By Aditi Shah and Riddhima Talwani
NEW DELHI (Reuters) – India’s air safety watchdog has launched a review of pilot fatigue data to see if any policy changes are needed after the sudden death of an IndiGo pilot, a senior aviation ministry official told Reuters.
The rare review, which has not previously been reported, comes after an IndiGo pilot collapsed and died before his flight last week. That has sparked complaints from some Indian pilots that they are being stretched to the brink by airlines, even though they comply with duty time regulations.
After the death, hundreds of airline pilots plan to form an association to challenge flying duty regulations they say cause fatigue and jeopardise safety, Reuters reported this week.
The Directorate General of Civil Aviation (DGCA) has now decided to conduct a review of pilot fatigue data it has collected during spot checks and surveillance of airlines to see if regulations related to flight duty times or fatigue need to be changed, said the official.

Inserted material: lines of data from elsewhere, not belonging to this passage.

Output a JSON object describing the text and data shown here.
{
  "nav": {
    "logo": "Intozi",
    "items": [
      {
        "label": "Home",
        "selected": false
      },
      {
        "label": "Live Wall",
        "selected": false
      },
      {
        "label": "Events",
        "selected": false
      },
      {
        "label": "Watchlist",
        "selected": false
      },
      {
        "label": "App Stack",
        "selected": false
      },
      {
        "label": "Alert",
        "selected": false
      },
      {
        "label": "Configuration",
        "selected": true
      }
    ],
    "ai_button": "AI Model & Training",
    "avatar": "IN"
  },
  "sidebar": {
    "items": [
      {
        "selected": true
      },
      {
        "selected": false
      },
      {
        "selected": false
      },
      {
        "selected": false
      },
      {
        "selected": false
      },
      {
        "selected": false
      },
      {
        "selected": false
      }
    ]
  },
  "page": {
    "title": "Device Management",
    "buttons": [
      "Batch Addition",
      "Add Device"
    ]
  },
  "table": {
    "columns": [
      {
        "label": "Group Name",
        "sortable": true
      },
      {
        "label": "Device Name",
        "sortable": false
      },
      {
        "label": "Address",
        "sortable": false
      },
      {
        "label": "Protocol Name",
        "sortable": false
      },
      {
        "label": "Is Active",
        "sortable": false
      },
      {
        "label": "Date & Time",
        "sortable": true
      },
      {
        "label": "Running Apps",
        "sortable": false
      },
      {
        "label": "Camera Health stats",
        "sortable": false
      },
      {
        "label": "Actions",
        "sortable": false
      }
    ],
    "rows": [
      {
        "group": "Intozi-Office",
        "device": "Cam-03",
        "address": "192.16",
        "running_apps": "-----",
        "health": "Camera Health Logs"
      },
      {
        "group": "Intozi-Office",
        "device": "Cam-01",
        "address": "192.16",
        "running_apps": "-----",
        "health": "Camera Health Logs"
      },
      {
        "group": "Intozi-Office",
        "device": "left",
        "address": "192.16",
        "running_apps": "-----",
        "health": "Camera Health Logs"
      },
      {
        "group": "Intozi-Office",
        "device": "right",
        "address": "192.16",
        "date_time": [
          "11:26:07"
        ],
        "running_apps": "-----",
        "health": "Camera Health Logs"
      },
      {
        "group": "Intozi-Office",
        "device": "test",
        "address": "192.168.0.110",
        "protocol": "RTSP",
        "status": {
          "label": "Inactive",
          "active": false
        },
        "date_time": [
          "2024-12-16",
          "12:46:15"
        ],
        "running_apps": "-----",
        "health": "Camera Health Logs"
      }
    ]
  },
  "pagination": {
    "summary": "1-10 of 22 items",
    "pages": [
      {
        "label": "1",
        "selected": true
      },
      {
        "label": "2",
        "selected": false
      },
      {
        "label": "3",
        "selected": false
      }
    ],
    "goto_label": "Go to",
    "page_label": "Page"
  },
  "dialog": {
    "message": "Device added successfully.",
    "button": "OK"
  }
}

The regulator could go a step further by approaching Indian airlines to submit details of pilot complaints related to fatigue.
“The regulator will go to a granular level,” said the official, declining to be named in line with government rules.
While pilot fatigue is a global problem, India is at the heart of the matter as the world’s fastest-growing aviation market, with hundreds of new planes on order by IndiGo and Tata group-owned Air India.
IndiGo, India’s biggest airline, has said the pilot who died had a 27-hour break before duty and was in good health.
In the United States, regulators allow pilots on two-pilot flights to be on duty for a maximum of 14 hours during the day and nine hours for late-night flights. India does not differentiate between day and night flights and allows pilots to be on duty for 13 hours within a 24-hour span.
“Whatever systemic intervention is needed, the regulator will make robust changes. It is an outcome oriented exercise and the watchdog is open to take all steps,” the official said, adding India intended to be in line with other major regulators.
Indian pilots must, however, report fatigue without fear of backlash from airlines, he added.
“The airlines need to show more maturity. Rostering needs to have an element of cautious monitoring of fatigue,” said the person, adding that reporting it is a “shared responsibility”.
About a dozen Indian pilots with whom Reuters spoke in recent weeks shared worries not just about work hours but flight schedules they say are erratic and worsened sometimes by consecutive late-night departures without sufficient rest.